Since September 11, 2001, nonimmigrant visa applications have been subject to a great degree of scrutiny. All visa applicants, including those sponsored by the NIH, are subject to clearances by the U.S. Department of State (DOS) through its U.S. Embassies and Consulates BEFORE a U.S. entry visa can be issued. This applies to applications for either a new visa or renewal of the visa. Additional security or technology checks are in place(known as administrative processing, as well as requirements for in-person interviews, which can result in delays of 30 to 120 additional business days or more in some
cases.In addition, H-1B and O-1 visa applicants (and their dependents) also require verification of their H-1B or O-1 approval directly from the U.S. Citizenship and Immigration Services (USCIS) before visa issuance. Visa applicants are asked for their patience and understanding.
These potentially long delays in visa processing at the U.S. Embassies and Consulates will undoubtedly affect our foreign national scientists, whether they are new candidates who have not yet arrived, or those already in the country and are planning to travel overseas temporarily and require a valid visa before returning to the U.S. Unfortunately, neither the Department of State (DOS) nor the Division of International Services (DIS) can expedite a visa application.

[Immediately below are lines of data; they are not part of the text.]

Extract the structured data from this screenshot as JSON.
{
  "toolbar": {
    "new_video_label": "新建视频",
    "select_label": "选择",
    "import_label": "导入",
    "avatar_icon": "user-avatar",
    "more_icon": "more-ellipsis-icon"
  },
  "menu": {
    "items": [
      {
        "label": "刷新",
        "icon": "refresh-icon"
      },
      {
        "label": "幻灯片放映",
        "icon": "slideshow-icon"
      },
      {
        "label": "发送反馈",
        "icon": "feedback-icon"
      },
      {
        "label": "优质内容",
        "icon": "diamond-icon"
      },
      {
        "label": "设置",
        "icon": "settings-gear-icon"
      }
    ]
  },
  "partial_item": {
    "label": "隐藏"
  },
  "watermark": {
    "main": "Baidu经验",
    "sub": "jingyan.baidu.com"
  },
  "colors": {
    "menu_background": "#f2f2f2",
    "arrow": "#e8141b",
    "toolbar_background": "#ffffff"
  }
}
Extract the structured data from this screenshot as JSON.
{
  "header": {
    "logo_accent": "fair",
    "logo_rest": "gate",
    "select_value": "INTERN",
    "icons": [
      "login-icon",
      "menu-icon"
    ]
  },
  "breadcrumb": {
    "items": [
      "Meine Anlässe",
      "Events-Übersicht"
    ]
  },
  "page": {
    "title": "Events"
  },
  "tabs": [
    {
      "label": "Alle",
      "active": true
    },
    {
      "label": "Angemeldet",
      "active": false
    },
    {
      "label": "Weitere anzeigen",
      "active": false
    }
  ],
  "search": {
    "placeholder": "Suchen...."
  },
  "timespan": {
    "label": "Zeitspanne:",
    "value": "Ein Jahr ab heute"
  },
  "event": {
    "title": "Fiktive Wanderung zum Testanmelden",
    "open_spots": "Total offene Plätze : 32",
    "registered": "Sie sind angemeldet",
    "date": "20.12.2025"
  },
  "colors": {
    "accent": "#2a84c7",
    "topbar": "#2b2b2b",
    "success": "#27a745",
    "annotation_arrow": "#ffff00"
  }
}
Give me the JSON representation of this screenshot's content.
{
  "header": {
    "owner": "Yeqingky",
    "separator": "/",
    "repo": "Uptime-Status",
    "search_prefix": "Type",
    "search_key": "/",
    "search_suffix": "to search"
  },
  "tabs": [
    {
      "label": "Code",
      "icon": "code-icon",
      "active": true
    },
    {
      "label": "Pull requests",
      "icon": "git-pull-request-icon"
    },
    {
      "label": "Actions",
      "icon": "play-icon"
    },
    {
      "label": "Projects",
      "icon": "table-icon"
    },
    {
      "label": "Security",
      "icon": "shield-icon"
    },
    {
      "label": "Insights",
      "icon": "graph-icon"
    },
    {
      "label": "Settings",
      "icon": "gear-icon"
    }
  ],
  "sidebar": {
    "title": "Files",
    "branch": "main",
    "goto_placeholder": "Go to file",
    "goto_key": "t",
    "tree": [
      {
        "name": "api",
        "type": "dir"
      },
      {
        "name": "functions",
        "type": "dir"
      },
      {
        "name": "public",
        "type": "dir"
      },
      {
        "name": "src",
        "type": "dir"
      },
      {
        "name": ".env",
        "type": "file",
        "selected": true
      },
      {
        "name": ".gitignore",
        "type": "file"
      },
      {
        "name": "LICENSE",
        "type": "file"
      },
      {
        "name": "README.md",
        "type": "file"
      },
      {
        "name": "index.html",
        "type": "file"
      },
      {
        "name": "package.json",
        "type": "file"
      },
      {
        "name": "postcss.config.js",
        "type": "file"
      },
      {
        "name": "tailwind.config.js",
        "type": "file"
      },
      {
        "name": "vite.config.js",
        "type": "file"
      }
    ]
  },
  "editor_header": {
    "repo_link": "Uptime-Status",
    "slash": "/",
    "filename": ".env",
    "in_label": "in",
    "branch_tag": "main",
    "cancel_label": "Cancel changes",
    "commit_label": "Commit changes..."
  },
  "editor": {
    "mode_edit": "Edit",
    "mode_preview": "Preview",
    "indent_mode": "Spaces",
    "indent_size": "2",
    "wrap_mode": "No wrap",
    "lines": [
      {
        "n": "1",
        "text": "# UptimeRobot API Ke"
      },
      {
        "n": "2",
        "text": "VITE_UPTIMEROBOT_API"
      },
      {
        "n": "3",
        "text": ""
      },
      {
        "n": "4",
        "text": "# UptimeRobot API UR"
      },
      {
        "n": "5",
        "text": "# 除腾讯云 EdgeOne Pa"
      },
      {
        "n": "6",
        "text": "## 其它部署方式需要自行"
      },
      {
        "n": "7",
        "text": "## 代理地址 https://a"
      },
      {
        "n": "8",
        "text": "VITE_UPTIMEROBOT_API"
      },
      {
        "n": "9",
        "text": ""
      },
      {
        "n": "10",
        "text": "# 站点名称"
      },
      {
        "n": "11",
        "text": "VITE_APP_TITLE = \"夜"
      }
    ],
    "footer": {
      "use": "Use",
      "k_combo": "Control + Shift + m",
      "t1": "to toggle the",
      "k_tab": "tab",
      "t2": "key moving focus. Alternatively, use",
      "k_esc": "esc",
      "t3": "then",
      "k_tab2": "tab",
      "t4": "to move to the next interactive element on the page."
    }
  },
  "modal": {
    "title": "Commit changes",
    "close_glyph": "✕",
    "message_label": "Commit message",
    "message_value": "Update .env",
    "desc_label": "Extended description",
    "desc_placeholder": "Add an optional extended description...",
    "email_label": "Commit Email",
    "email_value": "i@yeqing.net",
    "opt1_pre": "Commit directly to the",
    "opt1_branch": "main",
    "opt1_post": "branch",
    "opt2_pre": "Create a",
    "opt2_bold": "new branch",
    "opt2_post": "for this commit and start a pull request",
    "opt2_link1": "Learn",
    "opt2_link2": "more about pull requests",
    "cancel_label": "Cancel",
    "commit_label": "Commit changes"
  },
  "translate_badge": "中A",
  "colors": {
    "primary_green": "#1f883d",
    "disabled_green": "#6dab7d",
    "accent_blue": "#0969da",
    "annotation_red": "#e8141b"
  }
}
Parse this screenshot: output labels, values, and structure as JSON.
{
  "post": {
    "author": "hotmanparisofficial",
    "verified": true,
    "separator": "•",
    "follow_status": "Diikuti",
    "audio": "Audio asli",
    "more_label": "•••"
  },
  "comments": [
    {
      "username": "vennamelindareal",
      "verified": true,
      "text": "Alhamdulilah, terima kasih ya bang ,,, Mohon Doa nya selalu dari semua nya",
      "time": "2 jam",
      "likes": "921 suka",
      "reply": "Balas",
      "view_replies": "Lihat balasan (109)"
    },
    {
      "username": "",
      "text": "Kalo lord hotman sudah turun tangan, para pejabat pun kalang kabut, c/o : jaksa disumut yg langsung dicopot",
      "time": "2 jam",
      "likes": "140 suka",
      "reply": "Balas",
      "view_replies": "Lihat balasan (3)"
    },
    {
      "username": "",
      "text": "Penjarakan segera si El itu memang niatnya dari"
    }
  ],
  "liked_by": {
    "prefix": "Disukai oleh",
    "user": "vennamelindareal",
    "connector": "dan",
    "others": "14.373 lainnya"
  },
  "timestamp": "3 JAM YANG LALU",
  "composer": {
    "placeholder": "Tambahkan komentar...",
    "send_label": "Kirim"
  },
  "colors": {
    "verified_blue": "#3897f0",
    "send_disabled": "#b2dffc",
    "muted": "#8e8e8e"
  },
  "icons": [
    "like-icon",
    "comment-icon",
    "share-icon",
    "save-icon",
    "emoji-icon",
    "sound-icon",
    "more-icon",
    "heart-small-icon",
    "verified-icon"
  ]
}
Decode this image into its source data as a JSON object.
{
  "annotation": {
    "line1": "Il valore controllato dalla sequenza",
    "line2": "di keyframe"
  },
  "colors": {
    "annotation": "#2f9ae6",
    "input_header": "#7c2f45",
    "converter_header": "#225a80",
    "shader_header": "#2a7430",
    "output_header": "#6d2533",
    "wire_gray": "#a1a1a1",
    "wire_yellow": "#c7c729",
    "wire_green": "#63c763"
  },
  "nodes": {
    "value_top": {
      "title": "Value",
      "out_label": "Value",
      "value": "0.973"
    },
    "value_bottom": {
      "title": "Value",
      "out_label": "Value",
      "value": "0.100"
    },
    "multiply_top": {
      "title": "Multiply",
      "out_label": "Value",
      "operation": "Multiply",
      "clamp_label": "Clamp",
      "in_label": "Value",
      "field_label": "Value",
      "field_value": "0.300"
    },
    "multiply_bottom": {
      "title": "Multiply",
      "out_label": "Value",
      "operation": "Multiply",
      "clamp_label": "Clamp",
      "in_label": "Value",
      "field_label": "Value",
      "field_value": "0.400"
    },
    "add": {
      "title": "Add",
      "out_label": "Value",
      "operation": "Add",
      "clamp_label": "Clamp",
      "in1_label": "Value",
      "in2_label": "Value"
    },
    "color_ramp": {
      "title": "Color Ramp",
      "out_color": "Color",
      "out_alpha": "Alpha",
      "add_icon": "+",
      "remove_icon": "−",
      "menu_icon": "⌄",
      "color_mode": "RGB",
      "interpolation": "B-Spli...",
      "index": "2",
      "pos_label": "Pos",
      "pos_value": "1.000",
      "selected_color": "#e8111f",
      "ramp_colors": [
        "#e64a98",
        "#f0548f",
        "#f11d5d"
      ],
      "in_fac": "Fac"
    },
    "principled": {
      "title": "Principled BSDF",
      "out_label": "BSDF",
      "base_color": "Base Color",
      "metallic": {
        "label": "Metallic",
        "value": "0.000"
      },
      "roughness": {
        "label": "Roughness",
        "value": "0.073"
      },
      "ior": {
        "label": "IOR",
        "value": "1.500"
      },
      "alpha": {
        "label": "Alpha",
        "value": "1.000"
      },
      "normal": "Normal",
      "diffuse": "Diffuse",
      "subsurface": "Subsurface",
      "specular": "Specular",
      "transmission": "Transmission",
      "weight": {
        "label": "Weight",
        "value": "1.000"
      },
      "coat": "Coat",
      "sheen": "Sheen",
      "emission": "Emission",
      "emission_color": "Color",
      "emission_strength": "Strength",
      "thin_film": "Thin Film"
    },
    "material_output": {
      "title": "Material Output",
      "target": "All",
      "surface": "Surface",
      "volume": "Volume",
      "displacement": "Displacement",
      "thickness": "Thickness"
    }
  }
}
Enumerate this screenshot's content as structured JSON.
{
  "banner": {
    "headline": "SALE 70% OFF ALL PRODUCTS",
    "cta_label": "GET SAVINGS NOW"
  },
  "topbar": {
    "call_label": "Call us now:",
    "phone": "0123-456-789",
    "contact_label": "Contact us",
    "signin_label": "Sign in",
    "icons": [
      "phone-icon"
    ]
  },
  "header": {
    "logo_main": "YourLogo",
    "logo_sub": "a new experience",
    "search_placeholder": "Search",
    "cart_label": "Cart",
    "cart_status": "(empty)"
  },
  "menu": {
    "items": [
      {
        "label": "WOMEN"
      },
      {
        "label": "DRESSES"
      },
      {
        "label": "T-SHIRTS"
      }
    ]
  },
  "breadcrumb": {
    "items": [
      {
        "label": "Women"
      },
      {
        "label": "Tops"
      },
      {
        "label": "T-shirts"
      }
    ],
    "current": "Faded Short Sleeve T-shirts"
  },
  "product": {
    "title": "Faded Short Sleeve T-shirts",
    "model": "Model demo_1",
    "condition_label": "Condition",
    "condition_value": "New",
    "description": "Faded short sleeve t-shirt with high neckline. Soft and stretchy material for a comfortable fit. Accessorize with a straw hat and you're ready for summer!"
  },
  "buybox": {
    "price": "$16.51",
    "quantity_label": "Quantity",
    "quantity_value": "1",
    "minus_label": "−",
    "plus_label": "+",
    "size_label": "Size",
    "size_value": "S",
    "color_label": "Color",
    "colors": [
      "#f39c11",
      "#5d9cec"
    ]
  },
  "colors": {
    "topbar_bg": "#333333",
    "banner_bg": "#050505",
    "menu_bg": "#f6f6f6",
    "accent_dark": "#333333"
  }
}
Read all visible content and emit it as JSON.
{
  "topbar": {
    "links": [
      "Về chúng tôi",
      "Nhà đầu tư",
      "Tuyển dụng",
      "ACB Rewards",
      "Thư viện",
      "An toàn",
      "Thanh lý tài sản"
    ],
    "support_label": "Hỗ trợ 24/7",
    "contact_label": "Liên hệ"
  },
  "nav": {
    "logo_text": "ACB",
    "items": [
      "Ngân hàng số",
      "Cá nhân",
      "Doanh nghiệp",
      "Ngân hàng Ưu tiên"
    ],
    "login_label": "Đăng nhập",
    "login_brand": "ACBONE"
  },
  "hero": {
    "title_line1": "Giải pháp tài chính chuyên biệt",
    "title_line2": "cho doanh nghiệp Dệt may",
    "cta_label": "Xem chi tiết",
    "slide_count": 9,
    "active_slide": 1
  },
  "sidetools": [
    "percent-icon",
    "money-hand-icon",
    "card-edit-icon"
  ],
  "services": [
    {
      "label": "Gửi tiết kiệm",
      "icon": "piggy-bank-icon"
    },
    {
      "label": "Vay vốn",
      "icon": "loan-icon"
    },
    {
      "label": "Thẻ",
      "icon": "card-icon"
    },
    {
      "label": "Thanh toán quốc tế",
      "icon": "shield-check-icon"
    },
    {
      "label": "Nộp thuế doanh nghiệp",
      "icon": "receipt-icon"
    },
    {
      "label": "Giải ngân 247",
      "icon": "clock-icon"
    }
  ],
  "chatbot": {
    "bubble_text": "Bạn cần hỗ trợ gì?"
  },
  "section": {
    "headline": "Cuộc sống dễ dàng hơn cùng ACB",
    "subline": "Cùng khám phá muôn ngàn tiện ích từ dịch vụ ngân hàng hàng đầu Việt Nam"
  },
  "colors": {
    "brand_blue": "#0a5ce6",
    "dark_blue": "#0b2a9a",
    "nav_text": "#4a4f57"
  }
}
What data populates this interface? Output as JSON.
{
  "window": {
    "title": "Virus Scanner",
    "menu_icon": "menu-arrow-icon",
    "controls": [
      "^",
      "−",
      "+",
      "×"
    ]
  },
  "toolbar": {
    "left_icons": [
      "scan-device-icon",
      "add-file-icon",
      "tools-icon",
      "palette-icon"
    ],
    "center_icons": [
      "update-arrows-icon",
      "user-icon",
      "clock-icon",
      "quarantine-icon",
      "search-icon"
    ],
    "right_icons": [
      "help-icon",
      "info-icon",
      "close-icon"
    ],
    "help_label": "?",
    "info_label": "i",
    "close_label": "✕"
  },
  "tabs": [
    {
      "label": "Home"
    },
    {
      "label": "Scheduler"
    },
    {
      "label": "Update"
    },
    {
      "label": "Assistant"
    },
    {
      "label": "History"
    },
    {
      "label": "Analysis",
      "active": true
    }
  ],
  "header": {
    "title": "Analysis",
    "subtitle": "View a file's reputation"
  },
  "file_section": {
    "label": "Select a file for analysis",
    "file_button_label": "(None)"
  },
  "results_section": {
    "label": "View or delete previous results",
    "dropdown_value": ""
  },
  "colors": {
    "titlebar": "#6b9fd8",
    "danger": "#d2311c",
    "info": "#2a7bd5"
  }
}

It is now more important than ever that the DIS receive cases for new scientists with the proper amount of processing time. This will give the DIS the time to send the scientist the needed immigration documents, and it will give the scientist the time to apply for the visa at the U.S. Embassy or Consulate.
For foreign national scientists already at the NIH who plan to travel overseas and who need to apply for a visa before returning to the U.S., the DIS recommends the following:
- Check with the DIS BEFORE any travel outside the U.S.
- Check the DIS Travel Advisories.
- Obtain any necessary travel signature for NIH-sponsored J-1 Exchange Visitors during the DIS Walk-in Advising hours.
- Notify the DIS if the scientist will be applying for a visa stamp. This is necessary to confirm that a new visa is necessary (to avoid unnecessary applications).
- Obtain a letter for travel (doc) describing the research at the NIH.
- Contact the U.S. Embassy or Consulate BEFORE leaving the U.S. to learn if you must schedule a visa interview (and how long it may take to schedule one) and prepare visa application forms.
- Book a flight that allows flexibility in the return date.
- Notify the DIS if the visa application is PENDING more than 30 days from the interview date. This is so the DIS can keep a record of those experiencing delays.
- Provide the date of the interview, name of Consulate, and reason for travel.
- Also provide any letters or memos to the DIS that the scientist received from the U.S. Embassy or Consulate.
- Notify the DIS when the NIH-sponsored scientist has RETURNED to the NIH laboratory/branch. This is very important so that the DIS can update our records.
- Provide a copy of the new visa and Form I-94 Arrival/Departure record to the DIS. Avoid sending by email to protect your personal information